**EXERCISE DESCRIPTION**
Would you give the number of lines below in which the string "false" appears? Nothing else is needed.

**DATA EXTRACTS**
━━━

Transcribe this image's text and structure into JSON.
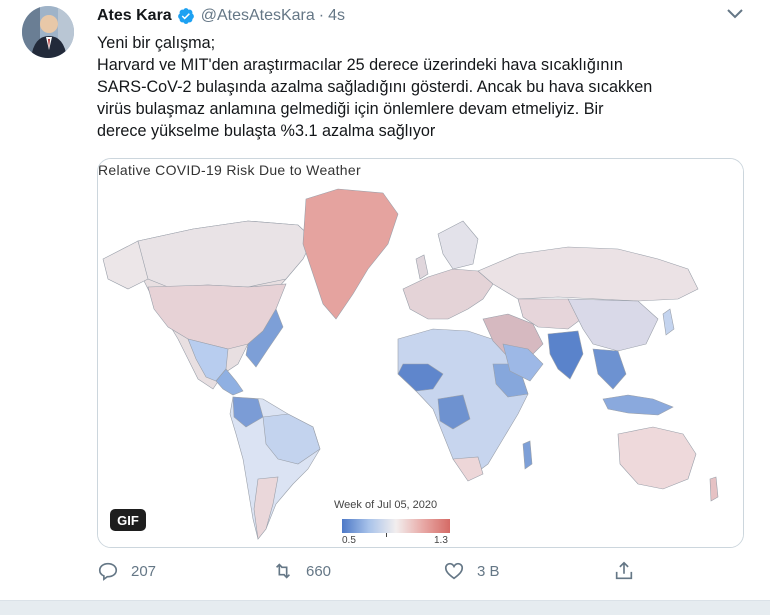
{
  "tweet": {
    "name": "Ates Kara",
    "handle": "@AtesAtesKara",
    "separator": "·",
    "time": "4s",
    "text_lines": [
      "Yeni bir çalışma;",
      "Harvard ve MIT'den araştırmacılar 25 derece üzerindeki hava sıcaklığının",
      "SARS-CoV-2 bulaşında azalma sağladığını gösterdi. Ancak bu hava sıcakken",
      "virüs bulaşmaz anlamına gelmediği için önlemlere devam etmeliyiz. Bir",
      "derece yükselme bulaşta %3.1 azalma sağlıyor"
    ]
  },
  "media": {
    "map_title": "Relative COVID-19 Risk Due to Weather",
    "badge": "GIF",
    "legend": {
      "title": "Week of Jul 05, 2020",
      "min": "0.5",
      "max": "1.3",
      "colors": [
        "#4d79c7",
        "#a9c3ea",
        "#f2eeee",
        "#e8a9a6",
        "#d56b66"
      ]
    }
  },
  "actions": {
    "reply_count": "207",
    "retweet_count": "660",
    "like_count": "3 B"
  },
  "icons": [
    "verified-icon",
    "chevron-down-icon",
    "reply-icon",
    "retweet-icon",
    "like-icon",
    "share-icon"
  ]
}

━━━

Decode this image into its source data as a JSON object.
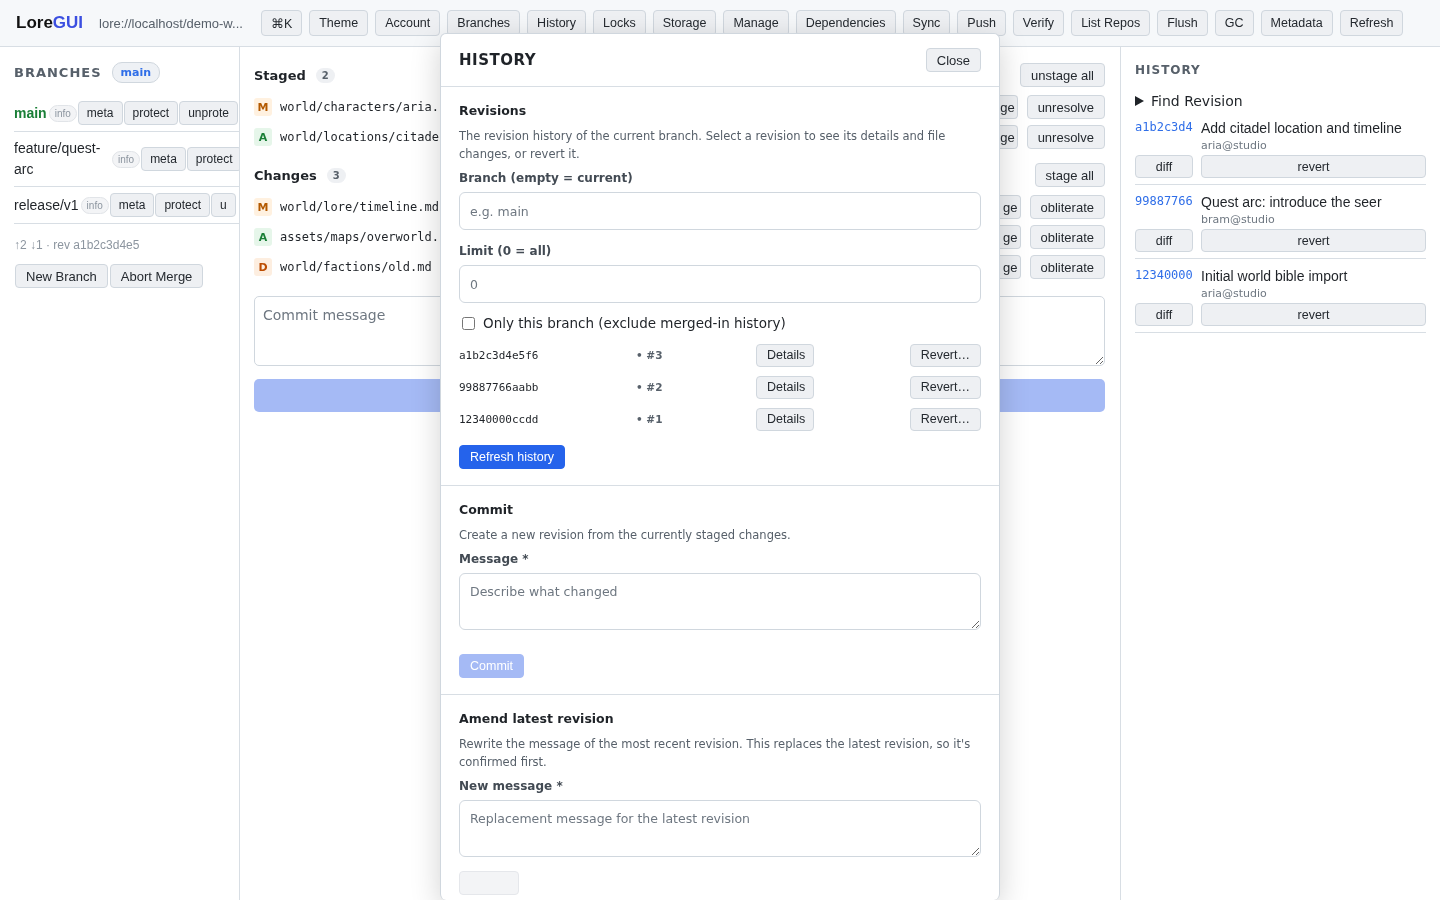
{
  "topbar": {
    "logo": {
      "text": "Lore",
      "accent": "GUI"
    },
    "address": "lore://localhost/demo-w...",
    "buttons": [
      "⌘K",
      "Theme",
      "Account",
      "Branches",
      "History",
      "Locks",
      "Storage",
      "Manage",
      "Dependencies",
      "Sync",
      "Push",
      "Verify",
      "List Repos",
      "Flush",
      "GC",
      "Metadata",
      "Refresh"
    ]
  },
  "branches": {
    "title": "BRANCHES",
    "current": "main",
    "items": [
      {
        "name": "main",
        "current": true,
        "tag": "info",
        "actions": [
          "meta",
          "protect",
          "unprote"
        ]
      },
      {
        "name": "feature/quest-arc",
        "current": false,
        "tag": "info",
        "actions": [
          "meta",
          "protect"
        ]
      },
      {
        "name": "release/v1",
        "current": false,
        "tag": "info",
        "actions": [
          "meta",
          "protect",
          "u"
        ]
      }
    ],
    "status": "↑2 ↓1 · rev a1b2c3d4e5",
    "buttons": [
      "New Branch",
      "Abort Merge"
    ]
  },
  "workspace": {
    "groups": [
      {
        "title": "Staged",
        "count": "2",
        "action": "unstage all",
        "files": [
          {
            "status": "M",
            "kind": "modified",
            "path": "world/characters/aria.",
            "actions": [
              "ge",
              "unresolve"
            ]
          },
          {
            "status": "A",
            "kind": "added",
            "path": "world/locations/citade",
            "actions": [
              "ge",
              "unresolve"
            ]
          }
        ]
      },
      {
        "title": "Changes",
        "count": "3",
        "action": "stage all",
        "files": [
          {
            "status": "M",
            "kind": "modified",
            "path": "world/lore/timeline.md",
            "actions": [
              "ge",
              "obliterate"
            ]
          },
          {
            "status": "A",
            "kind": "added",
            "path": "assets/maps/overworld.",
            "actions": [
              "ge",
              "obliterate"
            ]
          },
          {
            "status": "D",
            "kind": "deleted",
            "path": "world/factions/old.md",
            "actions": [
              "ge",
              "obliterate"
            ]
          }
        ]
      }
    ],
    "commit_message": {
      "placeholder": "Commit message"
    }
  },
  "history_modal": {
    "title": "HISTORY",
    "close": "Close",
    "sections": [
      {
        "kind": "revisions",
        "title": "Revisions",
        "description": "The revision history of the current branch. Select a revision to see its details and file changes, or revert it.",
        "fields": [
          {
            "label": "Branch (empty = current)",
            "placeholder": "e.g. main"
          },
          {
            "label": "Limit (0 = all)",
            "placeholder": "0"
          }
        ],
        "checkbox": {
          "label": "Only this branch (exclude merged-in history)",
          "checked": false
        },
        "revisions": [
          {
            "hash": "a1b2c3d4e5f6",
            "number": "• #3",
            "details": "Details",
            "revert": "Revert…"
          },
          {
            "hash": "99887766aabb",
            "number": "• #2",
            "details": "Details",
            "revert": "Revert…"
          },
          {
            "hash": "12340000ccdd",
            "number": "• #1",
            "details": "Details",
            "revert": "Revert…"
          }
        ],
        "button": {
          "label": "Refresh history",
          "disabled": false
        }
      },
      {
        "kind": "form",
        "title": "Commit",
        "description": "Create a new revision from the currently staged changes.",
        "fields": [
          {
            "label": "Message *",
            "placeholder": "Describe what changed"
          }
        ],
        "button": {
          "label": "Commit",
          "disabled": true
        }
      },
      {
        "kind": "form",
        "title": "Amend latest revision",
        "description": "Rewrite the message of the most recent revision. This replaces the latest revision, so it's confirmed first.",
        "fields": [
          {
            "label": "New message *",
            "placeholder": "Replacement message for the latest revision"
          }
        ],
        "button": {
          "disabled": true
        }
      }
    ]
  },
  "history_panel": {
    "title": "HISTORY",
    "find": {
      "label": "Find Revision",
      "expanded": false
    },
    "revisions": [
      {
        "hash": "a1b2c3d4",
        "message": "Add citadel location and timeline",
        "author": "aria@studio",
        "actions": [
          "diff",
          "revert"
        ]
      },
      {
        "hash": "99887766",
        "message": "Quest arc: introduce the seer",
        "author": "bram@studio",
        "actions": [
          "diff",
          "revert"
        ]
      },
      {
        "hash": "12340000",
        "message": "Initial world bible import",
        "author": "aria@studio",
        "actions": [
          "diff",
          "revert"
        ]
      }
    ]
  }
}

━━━

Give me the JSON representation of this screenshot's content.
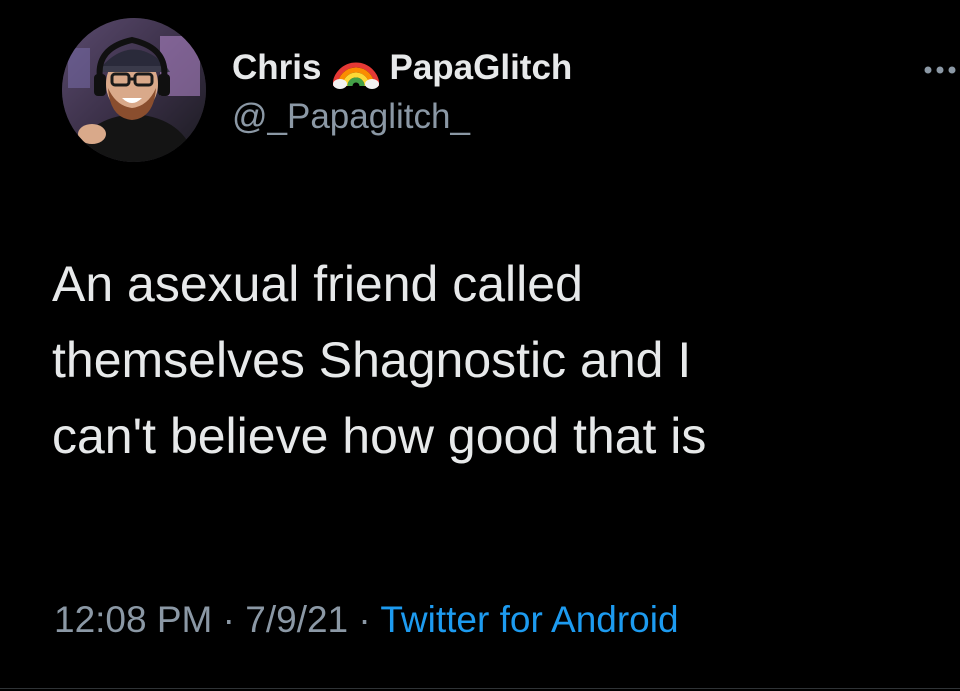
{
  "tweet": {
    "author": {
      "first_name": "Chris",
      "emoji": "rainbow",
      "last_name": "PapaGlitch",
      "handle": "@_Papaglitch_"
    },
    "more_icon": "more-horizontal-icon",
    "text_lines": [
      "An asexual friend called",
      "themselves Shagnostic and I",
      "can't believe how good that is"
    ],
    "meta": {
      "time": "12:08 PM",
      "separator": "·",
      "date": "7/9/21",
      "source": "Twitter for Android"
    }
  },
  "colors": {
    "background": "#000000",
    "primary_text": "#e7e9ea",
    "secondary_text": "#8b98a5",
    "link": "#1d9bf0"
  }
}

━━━

**RESPONSE FOR THIS EXERCISE**
5